Courses

Students enrolled in the SDS collaborative program are required to take our core course, SDS1000H. Due to high demand for the course, this year (2019-2020) students may take SDS1999H to fulfill the core course requirement in lieu of SDS1000. Please contact the department for more details.

SDS1000H Theory and Methods in Sexual Diversity Studies (January 2020)

Time: Winter Term (2020), Fridays, 1-3pm

SDS1000H1S Winter 2020 is full. Enrollment for SDS1000 in Winter 2021 will begin in September 2020.

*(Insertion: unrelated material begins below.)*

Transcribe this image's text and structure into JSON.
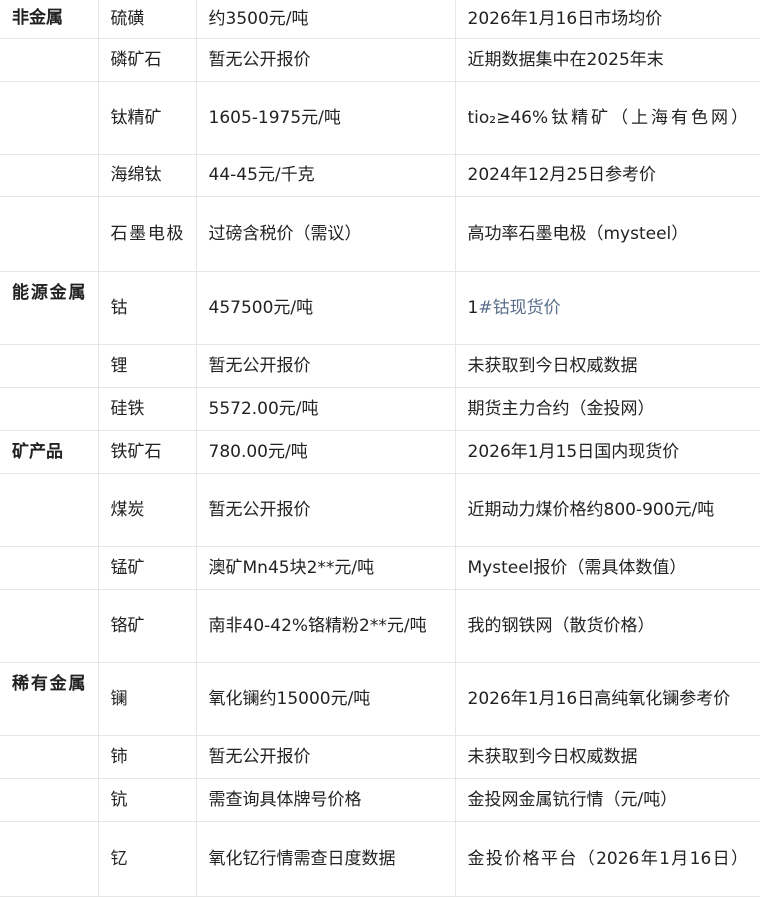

This course is designed to serve as the core course for the Collaborative Specialization in Sexual Diversity Studies, although students whose departments are not part of the Collaborative Specialization, or who for other reasons, are not in the program are nevertheless very welcome to take the course if spaces are available.  Registration in the course requires a SDS1000 ballot, which must be submitted to the Bonham Centre office at sexual.diversity@utoronto.ca.  The course is limited to 15 spaces.

 

SDS1999H  Special Topics: Queering Design: Sexual Politics of Space, Place, and Digital Culture (Fall 2019)

Instructor: Jasmine Rault

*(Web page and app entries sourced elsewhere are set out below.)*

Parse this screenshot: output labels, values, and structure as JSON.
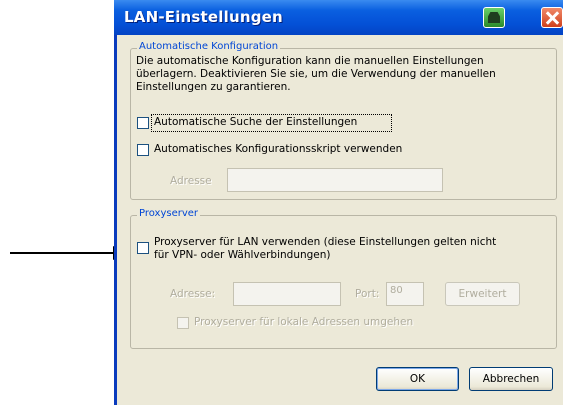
{
  "window": {
    "title": "LAN-Einstellungen",
    "titlebar_color": "#0450d6",
    "help_icon": "help-icon",
    "close_icon": "close-icon"
  },
  "auto_config": {
    "legend": "Automatische Konfiguration",
    "description": "Die automatische Konfiguration kann die manuellen Einstellungen überlagern. Deaktivieren Sie sie, um die Verwendung der manuellen Einstellungen zu garantieren.",
    "auto_detect_label": "Automatische Suche der Einstellungen",
    "auto_detect_checked": false,
    "script_label": "Automatisches Konfigurationsskript verwenden",
    "script_checked": false,
    "address_label": "Adresse",
    "address_value": ""
  },
  "proxy": {
    "legend": "Proxyserver",
    "use_proxy_label_line1": "Proxyserver für LAN verwenden (diese Einstellungen gelten nicht",
    "use_proxy_label_line2": "für VPN- oder Wählverbindungen)",
    "use_proxy_checked": false,
    "address_label": "Adresse:",
    "address_value": "",
    "port_label": "Port:",
    "port_value": "80",
    "advanced_label": "Erweitert",
    "bypass_label": "Proxyserver für lokale Adressen umgehen",
    "bypass_checked": false
  },
  "footer": {
    "ok_label": "OK",
    "cancel_label": "Abbrechen"
  }
}
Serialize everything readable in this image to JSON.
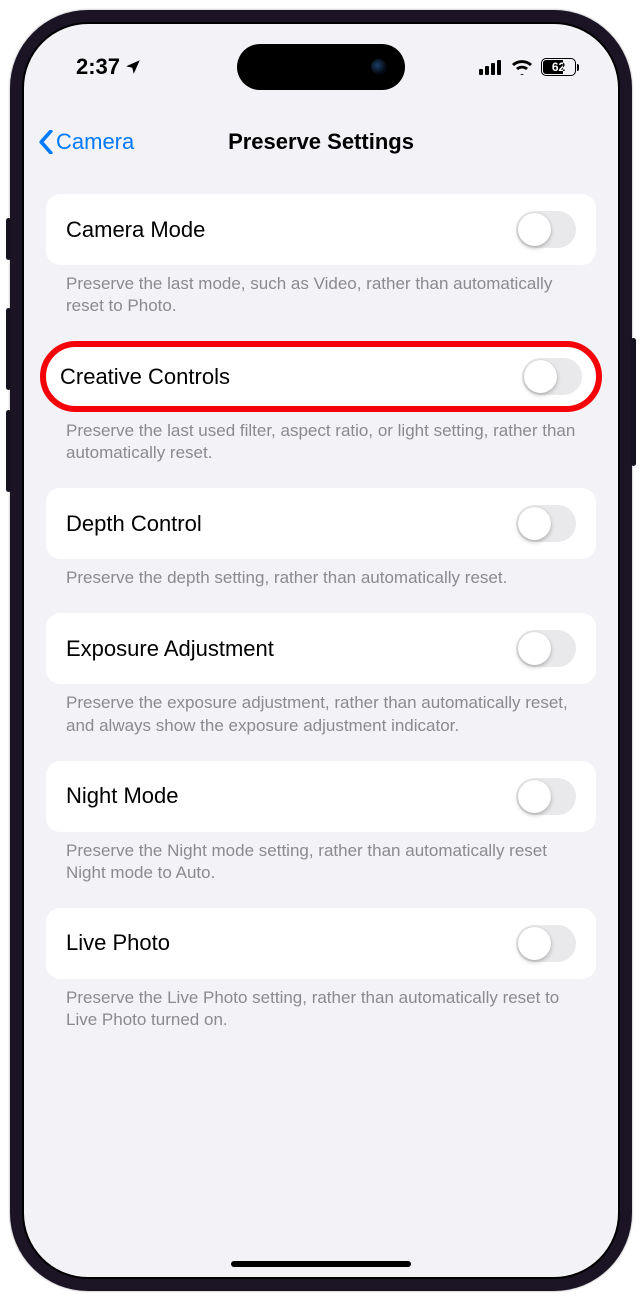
{
  "status": {
    "time": "2:37",
    "battery": "62"
  },
  "nav": {
    "back": "Camera",
    "title": "Preserve Settings"
  },
  "items": [
    {
      "label": "Camera Mode",
      "desc": "Preserve the last mode, such as Video, rather than automatically reset to Photo."
    },
    {
      "label": "Creative Controls",
      "desc": "Preserve the last used filter, aspect ratio, or light setting, rather than automatically reset."
    },
    {
      "label": "Depth Control",
      "desc": "Preserve the depth setting, rather than automatically reset."
    },
    {
      "label": "Exposure Adjustment",
      "desc": "Preserve the exposure adjustment, rather than automatically reset, and always show the exposure adjustment indicator."
    },
    {
      "label": "Night Mode",
      "desc": "Preserve the Night mode setting, rather than automatically reset Night mode to Auto."
    },
    {
      "label": "Live Photo",
      "desc": "Preserve the Live Photo setting, rather than automatically reset to Live Photo turned on."
    }
  ]
}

Time: Fall Term, Thursdays 1-4pm

This course asks students to explore the ways that queer theory might be taken up by design thinking. The queerness that this course engages is a capacious critical orientation to those lives and modes of living, bodies and forms of embodiment, creative imaginations and their limits, that shape our everyday sense of what is possible and impossible. Thinking queerly allows us to ask, how do we imagine and design for justice and freedom – in fields not limited to architecture, urban planning, domestic and digital space? With a focus on design justice, we will explore the ways that material and digital architectures work to both reflect and shape our intimate experiences and knowledges of gender, sexuality, race, class, nation, ability, safety and risk, capacity and incapacity. In what ways do design decisions enable, disable, discipline and disorient genders, sexualities, racialities, desires, imaginings, socialities and intimacies?